As a young and naïve fundraiser, I spent a good portion of my day obsessing over messaging. If I could just craft the perfect appeal/post/article, well, then, the gifts would just come rolling in the door! Right?!
Well, mostly wrong. Sure, a gorgeous appeal that tugs at the heartstrings, will generate gifts. But you won't keep those donors - and possibly upgrade them - if that appeal isn't positioned as the start of a conversation. If your strategy is to craft a series of messages to push out to donors, just pack-up and go home now. You shouldn't be "pushing" anything to donors. You should be having a conversation with your donors.
Full disclosure, I drank the kool-aid when it comes to retention fundraising. If you don't know what I mean, then read Roger M. Craver's great book, Retention Fundraising. (It's a quick read, do it, do it now! I'll wait.)
And if you aren't sure focusing on retention is important, check out the great statistics from the Fundraising Effectiveness Project. We, as a fundraisers, lose almost as much money through donor attrition, as we gain from new donors. Industry-wide, we manage to retain just 46% of our donors year-to-year. Ugh. That is a hideous statistic.
The bright spot is that $500+ donors seem to have a better retention rate. I hazard to guess that's because those giving at that level become high touch donors. They fall into the magical pool of potential major donors, and they get a little extra attention. Someone starts talking with them.
So, how can we apply that little bit of insight to the rest of your donors?
I don't have all the answers. What I do have is some experience. I've maintained fundraising programs that hum along at a 70%+ donor retention rate. To do this, I worked really hard at shifting our approach from messaging to conversing - with all donors. Here is how you can do that, too:
1. Once a year, call your donors to say thank you and ask if they have any questions for you.
2. Create a donor survey that is shared everywhere (website, blog, gift confirmation emails, thank you letters) which asks donors how you are doing on key things like communicating where their gift goes and the ease of donating.
3. Send hand-signed Thanksgiving cards, expressing your appreciation for making your work possible.
4. Ask your donors their preference on when and how often they receive appeals, and then track that preference and uphold it.
5. Send small postcards with program photos on the front, and statistics on the back, throughout the year - no ask included, but contact information is clearly printed.

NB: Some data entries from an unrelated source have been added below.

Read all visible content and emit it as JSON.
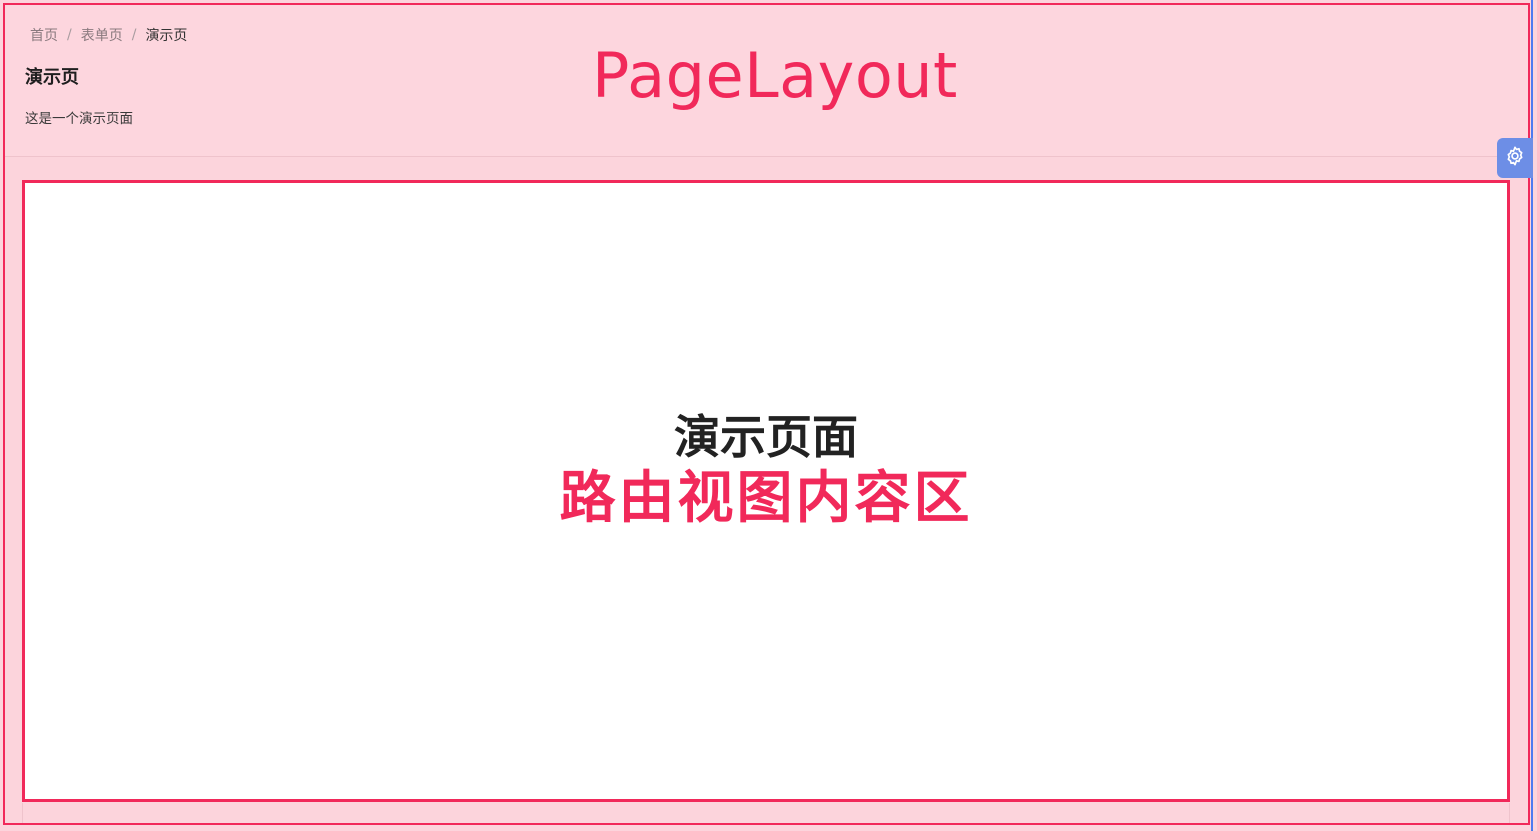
{
  "header": {
    "breadcrumb": [
      {
        "label": "首页"
      },
      {
        "label": "表单页"
      },
      {
        "label": "演示页"
      }
    ],
    "separator": "/",
    "title": "演示页",
    "description": "这是一个演示页面"
  },
  "annotations": {
    "layout_label": "PageLayout",
    "content_label": "路由视图内容区"
  },
  "content": {
    "title": "演示页面"
  },
  "settings": {
    "icon": "gear-icon"
  },
  "colors": {
    "accent": "#f1295a",
    "header_bg": "#fdd6de",
    "settings_bg": "#6d8ee6"
  }
}
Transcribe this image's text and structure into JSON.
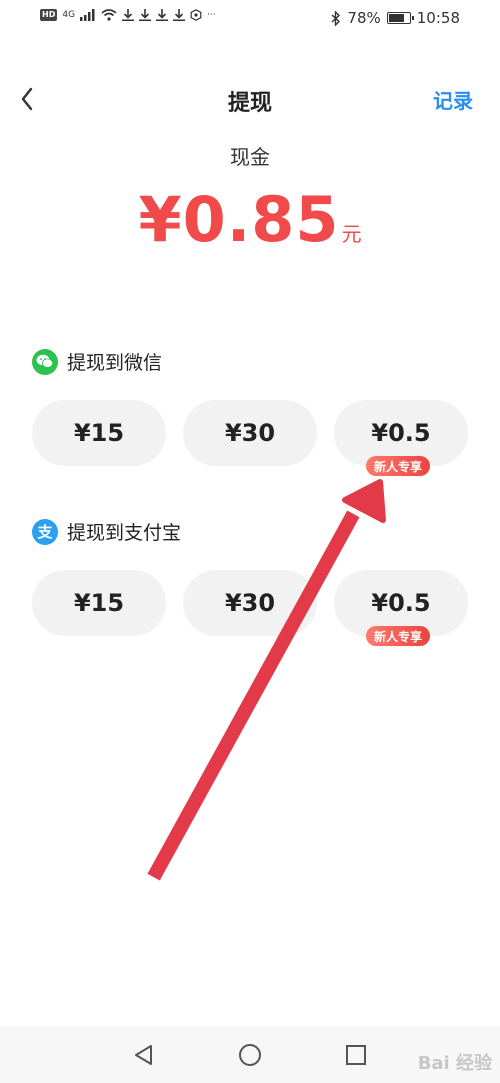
{
  "status_bar": {
    "hd": "HD",
    "network": "4G",
    "more": "···",
    "battery": "78%",
    "battery_level": 0.78,
    "time": "10:58"
  },
  "header": {
    "title": "提现",
    "records_link": "记录"
  },
  "balance": {
    "label": "现金",
    "amount": "¥0.85",
    "unit": "元"
  },
  "sections": [
    {
      "title": "提现到微信",
      "icon": "wechat-icon",
      "options": [
        {
          "amount": "¥15",
          "badge": ""
        },
        {
          "amount": "¥30",
          "badge": ""
        },
        {
          "amount": "¥0.5",
          "badge": "新人专享"
        }
      ]
    },
    {
      "title": "提现到支付宝",
      "icon": "alipay-icon",
      "icon_char": "支",
      "options": [
        {
          "amount": "¥15",
          "badge": ""
        },
        {
          "amount": "¥30",
          "badge": ""
        },
        {
          "amount": "¥0.5",
          "badge": "新人专享"
        }
      ]
    }
  ],
  "watermark": "Bai 经验",
  "colors": {
    "accent_red": "#f04a4a",
    "link_blue": "#2a8ef0",
    "wechat_green": "#2bc24d",
    "alipay_blue": "#2d9ff0",
    "annotation_arrow": "#e23a48"
  }
}
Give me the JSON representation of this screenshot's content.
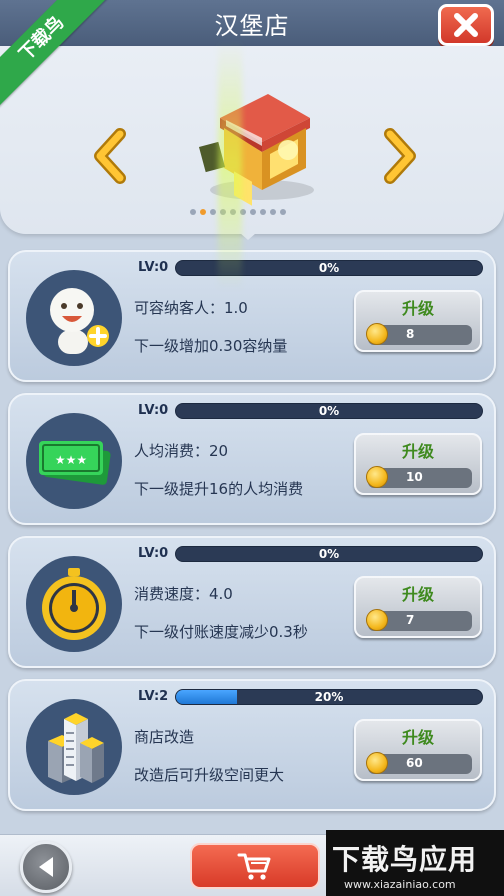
{
  "header": {
    "title": "汉堡店"
  },
  "ribbon": {
    "text": "下载鸟"
  },
  "showcase": {
    "page_count": 10,
    "active_page": 1
  },
  "cards": [
    {
      "level": "LV:0",
      "progress_text": "0%",
      "progress": 0.0,
      "line1": "可容纳客人：1.0",
      "line2": "下一级增加0.30容纳量",
      "upgrade_label": "升级",
      "cost": "8",
      "icon": "customer-face-plus-icon"
    },
    {
      "level": "LV:0",
      "progress_text": "0%",
      "progress": 0.0,
      "line1": "人均消费：20",
      "line2": "下一级提升16的人均消费",
      "upgrade_label": "升级",
      "cost": "10",
      "icon": "ticket-icon"
    },
    {
      "level": "LV:0",
      "progress_text": "0%",
      "progress": 0.0,
      "line1": "消费速度：4.0",
      "line2": "下一级付账速度减少0.3秒",
      "upgrade_label": "升级",
      "cost": "7",
      "icon": "stopwatch-icon"
    },
    {
      "level": "LV:2",
      "progress_text": "20%",
      "progress": 0.2,
      "line1": "商店改造",
      "line2": "改造后可升级空间更大",
      "upgrade_label": "升级",
      "cost": "60",
      "icon": "buildings-icon"
    }
  ],
  "watermark": {
    "main": "下载鸟应用",
    "sub": "www.xiazainiao.com"
  },
  "colors": {
    "accent_red": "#d83a28",
    "progress_blue": "#1f78d6",
    "upgrade_green": "#3f8a1f",
    "ribbon_green": "#2fa84a"
  }
}
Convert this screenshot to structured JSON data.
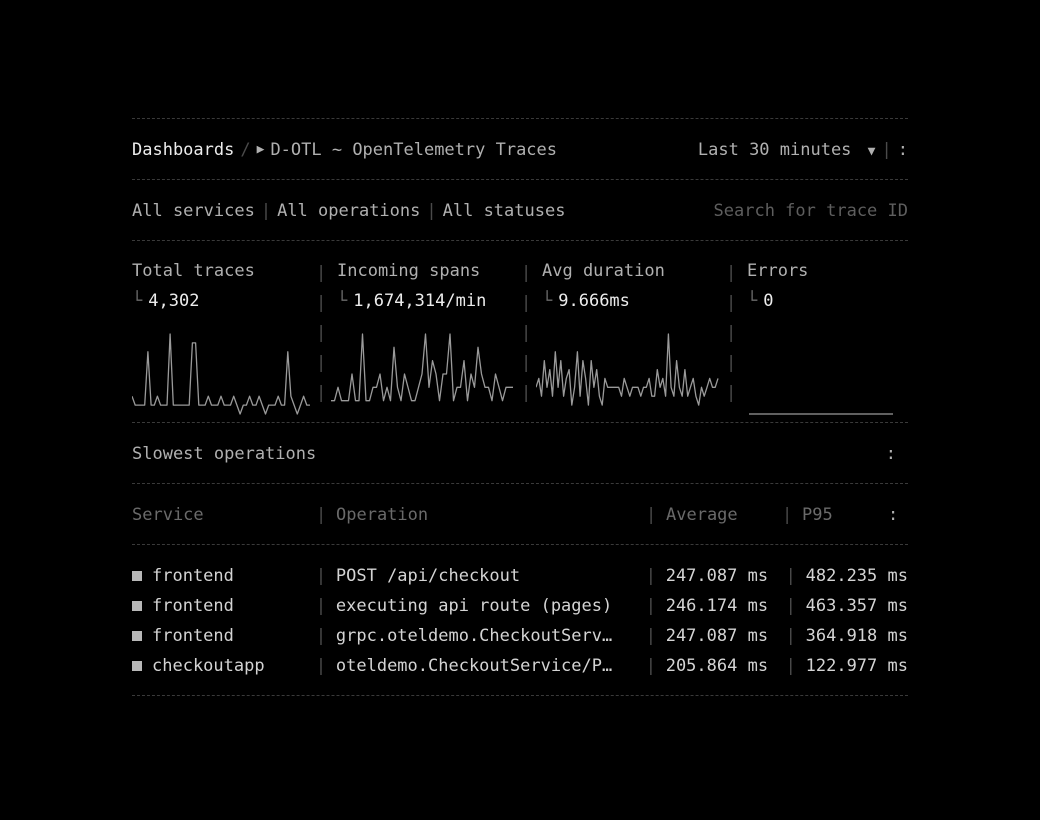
{
  "breadcrumb": {
    "root": "Dashboards",
    "separator": "/",
    "caret": "▶",
    "title": "D-OTL ~ OpenTelemetry Traces"
  },
  "time_range": {
    "label": "Last 30 minutes",
    "arrow": "▼",
    "menu": ":"
  },
  "filters": {
    "services": "All services",
    "operations": "All operations",
    "statuses": "All statuses",
    "search_placeholder": "Search for trace ID"
  },
  "stats": [
    {
      "title": "Total traces",
      "value": "4,302"
    },
    {
      "title": "Incoming spans",
      "value": "1,674,314/min"
    },
    {
      "title": "Avg duration",
      "value": "9.666ms"
    },
    {
      "title": "Errors",
      "value": "0"
    }
  ],
  "sparklines": {
    "total_traces": [
      2,
      1,
      1,
      1,
      1,
      7,
      1,
      1,
      2,
      1,
      1,
      1,
      9,
      1,
      1,
      1,
      1,
      1,
      1,
      8,
      8,
      1,
      1,
      1,
      2,
      1,
      1,
      1,
      2,
      1,
      1,
      1,
      2,
      1,
      0,
      1,
      1,
      2,
      1,
      1,
      2,
      1,
      0,
      1,
      1,
      1,
      2,
      1,
      1,
      7,
      2,
      1,
      0,
      1,
      2,
      1,
      1
    ],
    "incoming_spans": [
      1,
      1,
      2,
      1,
      1,
      1,
      3,
      1,
      1,
      6,
      1,
      1,
      2,
      2,
      3,
      1,
      2,
      1,
      5,
      2,
      1,
      3,
      2,
      1,
      1,
      2,
      3,
      6,
      2,
      4,
      3,
      1,
      3,
      3,
      6,
      1,
      2,
      2,
      4,
      1,
      3,
      2,
      5,
      3,
      2,
      2,
      1,
      3,
      2,
      1,
      2,
      2,
      2
    ],
    "avg_duration": [
      3,
      4,
      2,
      6,
      3,
      5,
      2,
      7,
      3,
      6,
      2,
      4,
      5,
      1,
      3,
      7,
      2,
      6,
      4,
      1,
      6,
      3,
      5,
      2,
      1,
      4,
      3,
      3,
      3,
      3,
      3,
      2,
      4,
      3,
      2,
      3,
      3,
      3,
      2,
      3,
      3,
      4,
      2,
      2,
      5,
      3,
      4,
      2,
      9,
      3,
      2,
      6,
      3,
      2,
      5,
      2,
      3,
      4,
      2,
      1,
      3,
      2,
      3,
      4,
      3,
      3,
      4
    ],
    "errors": [
      0,
      0
    ]
  },
  "slowest": {
    "title": "Slowest operations",
    "menu": ":",
    "columns": [
      "Service",
      "Operation",
      "Average",
      "P95"
    ],
    "rows": [
      {
        "service": "frontend",
        "operation": "POST /api/checkout",
        "average": "247.087 ms",
        "p95": "482.235 ms"
      },
      {
        "service": "frontend",
        "operation": "executing api route (pages)",
        "average": "246.174 ms",
        "p95": "463.357 ms"
      },
      {
        "service": "frontend",
        "operation": "grpc.oteldemo.CheckoutServ…",
        "average": "247.087 ms",
        "p95": "364.918 ms"
      },
      {
        "service": "checkoutapp",
        "operation": "oteldemo.CheckoutService/P…",
        "average": "205.864 ms",
        "p95": "122.977 ms"
      }
    ]
  },
  "colors": {
    "background": "#000000",
    "text_bright": "#ececec",
    "text_dim": "#6a6a6a",
    "spark": "#9a9a9a"
  }
}
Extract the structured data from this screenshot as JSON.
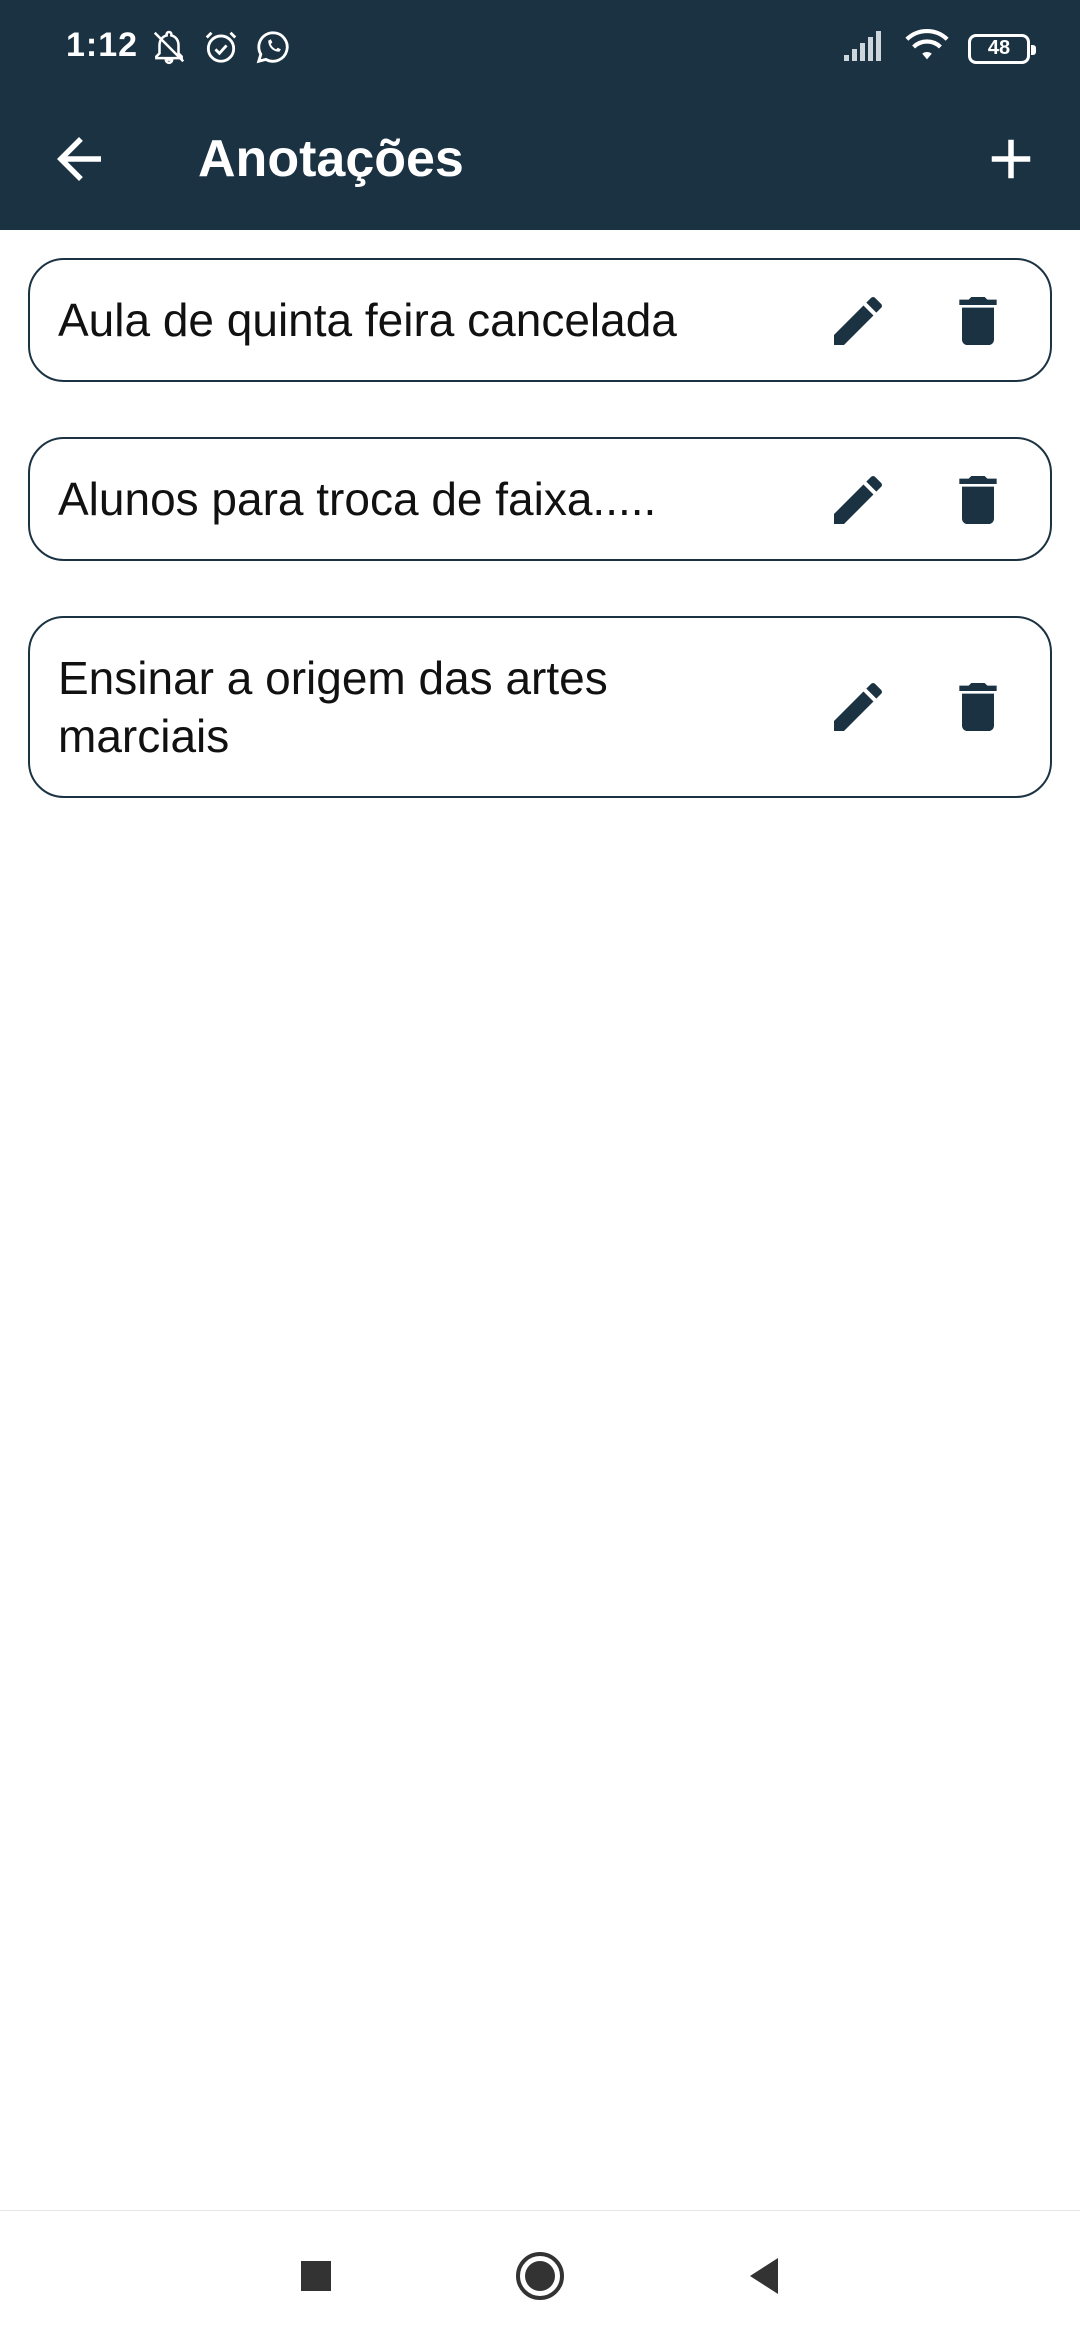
{
  "status_bar": {
    "time": "1:12",
    "battery": "48",
    "icons": [
      "bell-off-icon",
      "alarm-icon",
      "whatsapp-icon",
      "signal-icon",
      "wifi-icon",
      "battery-icon"
    ]
  },
  "app_bar": {
    "title": "Anotações",
    "back_icon": "arrow-left-icon",
    "add_icon": "plus-icon",
    "background": "#1b3242"
  },
  "notes": [
    {
      "text": "Aula de quinta feira cancelada"
    },
    {
      "text": "Alunos para troca de faixa....."
    },
    {
      "text": "Ensinar a origem das artes marciais"
    }
  ],
  "colors": {
    "primary": "#1b3242",
    "text": "#111111",
    "background": "#ffffff"
  }
}
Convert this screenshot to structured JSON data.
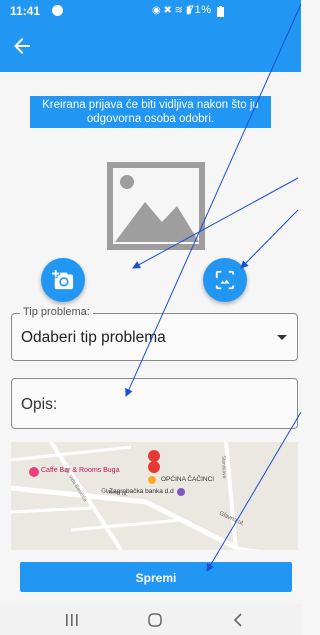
{
  "status_bar": {
    "time": "11:41",
    "battery": "71%"
  },
  "app_bar": {
    "back_icon": "arrow-left-icon"
  },
  "info_banner": {
    "line1": "Kreirana prijava će biti vidljiva nakon što ju",
    "line2": "odgovorna osoba odobri."
  },
  "image_picker": {
    "placeholder_icon": "image-placeholder-icon",
    "camera_icon": "add-camera-icon",
    "gallery_icon": "photo-gallery-icon"
  },
  "form": {
    "problem_type_label": "Tip problema:",
    "problem_type_value": "Odaberi tip problema",
    "description_placeholder": "Opis:"
  },
  "map": {
    "poi_1": "Caffe Bar & Rooms Buga",
    "poi_2": "OPĆINA ČAČINCI",
    "poi_3": "Zagrebačka banka d.d",
    "street_1": "Glavna ul.",
    "street_2": "Glavna ul.",
    "street_3": "Sv. Vida Beničića",
    "street_4": "Stanislava"
  },
  "actions": {
    "save_label": "Spremi"
  },
  "nav_bar": {
    "recent_icon": "recent-apps-icon",
    "home_icon": "home-icon",
    "back_icon": "back-icon"
  },
  "colors": {
    "primary": "#2196f3",
    "annotation": "#1a4fd6",
    "map_pin": "#e53935"
  }
}
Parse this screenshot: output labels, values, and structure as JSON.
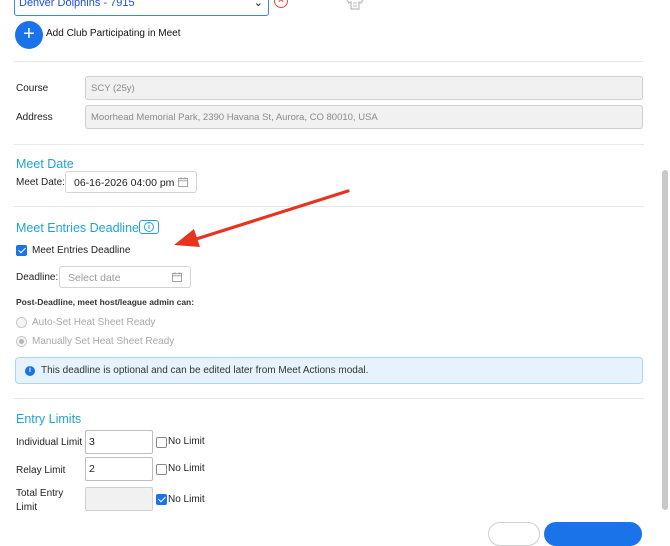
{
  "club": {
    "selected": "Denver Dolphins - 7915"
  },
  "add_club": {
    "icon": "+",
    "label": "Add Club Participating in Meet"
  },
  "course": {
    "label": "Course",
    "value": "SCY (25y)"
  },
  "address": {
    "label": "Address",
    "value": "Moorhead Memorial Park, 2390 Havana St, Aurora, CO 80010, USA"
  },
  "meet_date": {
    "title": "Meet Date",
    "label": "Meet Date:",
    "value": "06-16-2026 04:00 pm"
  },
  "entries_deadline": {
    "title": "Meet Entries Deadline",
    "checkbox_label": "Meet Entries Deadline",
    "checked": true,
    "deadline_label": "Deadline:",
    "deadline_placeholder": "Select date",
    "post_deadline_label": "Post-Deadline, meet host/league admin can:",
    "options": [
      {
        "label": "Auto-Set Heat Sheet Ready",
        "selected": false
      },
      {
        "label": "Manually Set Heat Sheet Ready",
        "selected": true
      }
    ],
    "info_text": "This deadline is optional and can be edited later from Meet Actions modal."
  },
  "entry_limits": {
    "title": "Entry Limits",
    "rows": [
      {
        "label": "Individual Limit",
        "value": "3",
        "no_limit_label": "No Limit",
        "no_limit": false
      },
      {
        "label": "Relay Limit",
        "value": "2",
        "no_limit_label": "No Limit",
        "no_limit": false
      },
      {
        "label": "Total Entry Limit",
        "value": "",
        "no_limit_label": "No Limit",
        "no_limit": true
      }
    ]
  },
  "colors": {
    "accent": "#1a73e8",
    "heading": "#20a4d8",
    "annotation_arrow": "#e8341f"
  }
}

Its a cheap but efficient way to share milestones with your donors, and keep them feeling connected.